Being installed as hot favourites to win every one of their games, Vicente del Bosque’s Spanish Armada have been made to work extremely hard for their goals and their victories. All their opponents have carried this ‘nothing to lose’ attitude when stepping out onto the pitch against the European champions and it seems more often than not that their main goal wasn’t to beat Spain, but simply to prevent them from playing. If they were rewarded with a positive result, all the better.
In turn, La Furia Roja, after losing to Switzerland in their opening game, have looked like a side whose main goal was not to win the World Cup, but merely to avoid another embarrassing disappointment of going home early from a major international tournament.
And it is that pressure and tension which have forced Spain to shriek away from their usual brand of bravado football and instead opt for a more measured and patient approach in their attacking ventures.
The Swiss and the Portuguese took a leaf out of Jose Mourinho’s ‘park the bus’ guidebook and confronted the La Roja with wall upon wall of defenders, while Chile and Paraguay used their explosive, ultra-physical strength to harass the tiny Spaniards off the ball. Against minnows Honduras, Spain were given a chance to express themselves, but they were caught far too often trying to waltz the ball into the back of the net.
But that psychology will change when they take to the pitch against Germany, by far the most impressive team in the 2010 World Cup.

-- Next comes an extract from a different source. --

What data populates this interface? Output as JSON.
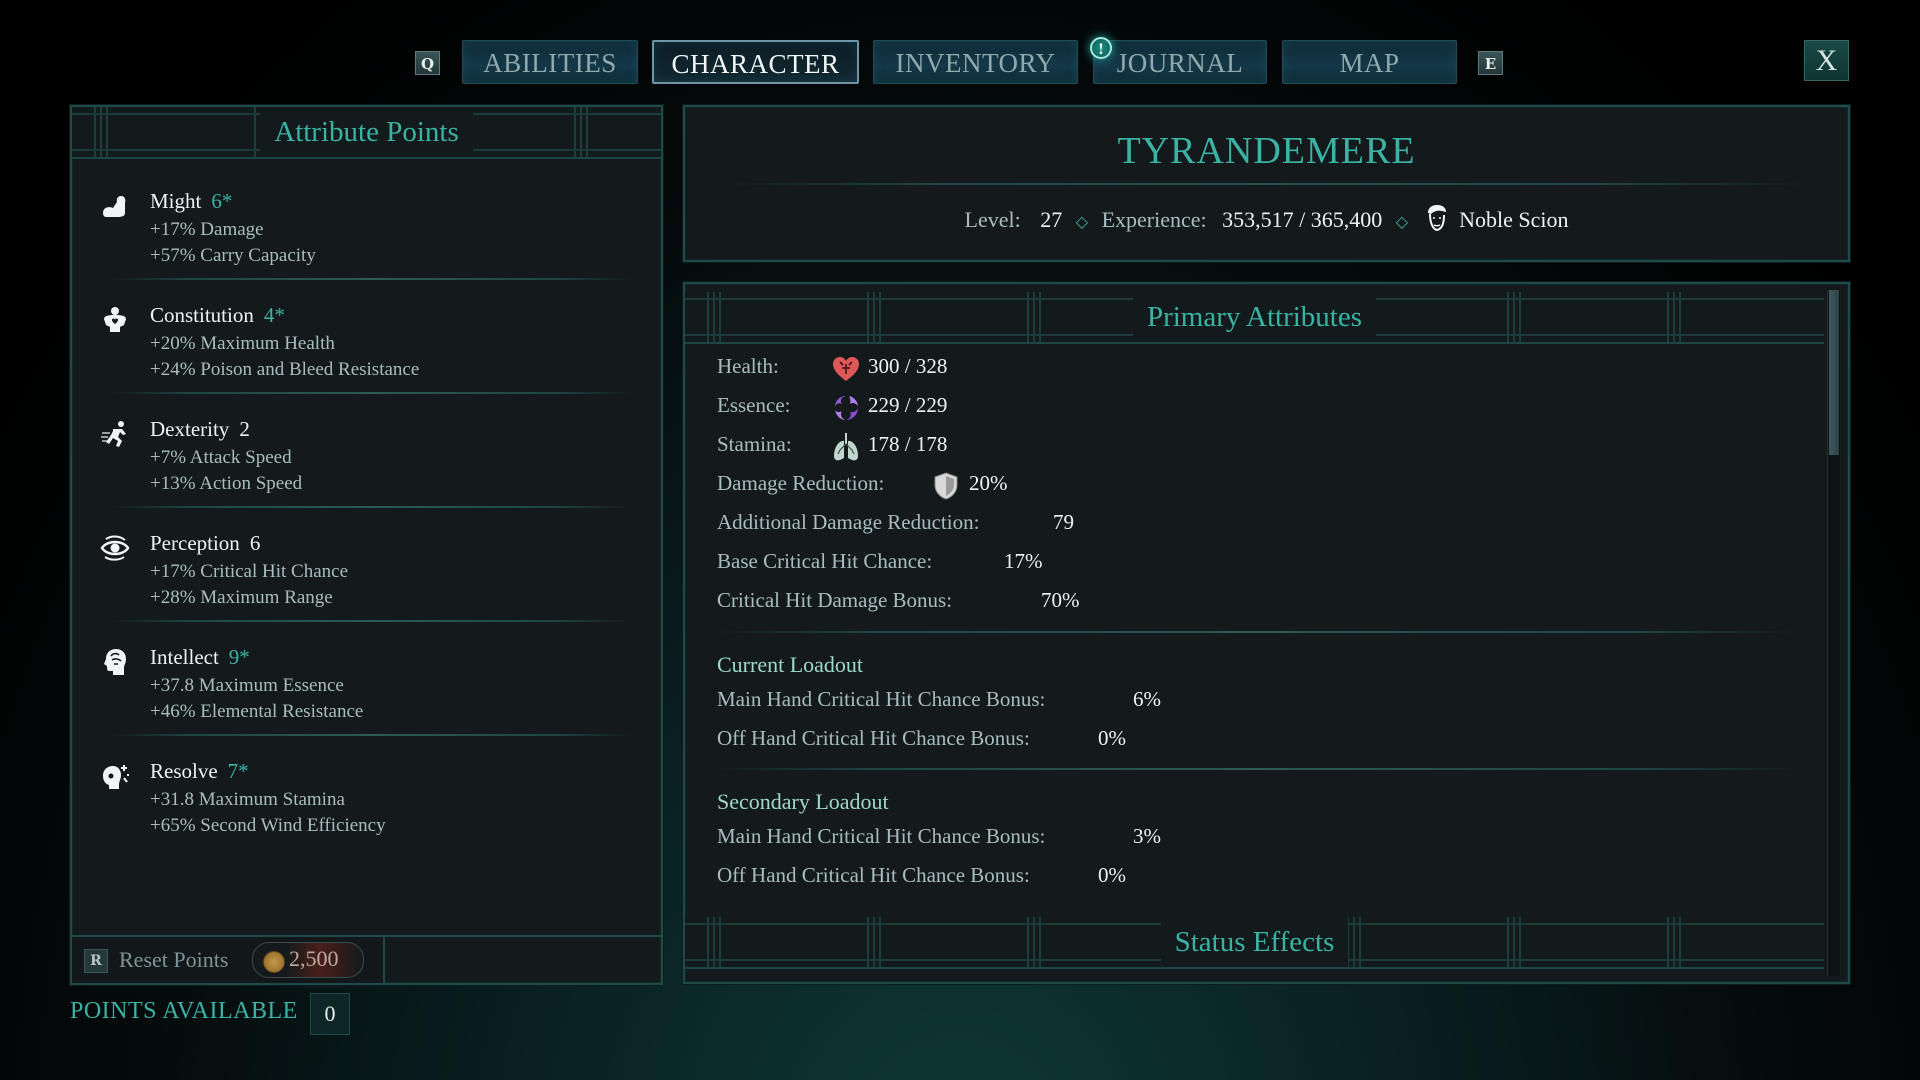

Die Mannschaft are now probably everyone’s tip to win the tournament and they will be deemed as favourites ahead of the semi-final clash on Wednesday after their comprehensive demolition of England and Argentina in the previous two rounds. There are even those who believe that Spain will not stand a chance against this devastatingly efficient German side. And you can’t blame them.
While Germany have been ripping their opponents apart with ruthless and frightening efficacy on the break, Spain have looked unimaginative in attack and, more crucially, slapdash in defence.
However, Joachim Loew and his boys won’t care about favouritism and form book. They will still rely on their shrewd tactical game plan, defend diligently in that obsessive-compulsive way of theirs, hit the Spaniards on the counter-attack every chance they get and they will still go about their business on the pitch as if it were any other World Cup finals match.
What it does for the Spanish psyche, though, is that it will help La Roja let go of their inhibitions and demonstrate that they still have the spark from two years ago when they won Euro 2008 in such dominant fashion. This is a chance for del Bosque’s troops to let their hair down and finally go toe to toe with an opponent who are their equals; an opponent who do have something to lose; an opponent who are inclined to go for the win and play good football.
First time semi-finalists versus three-time world champions. Perhaps it’s Spain time to enjoy that 'nothing to lose' feeling.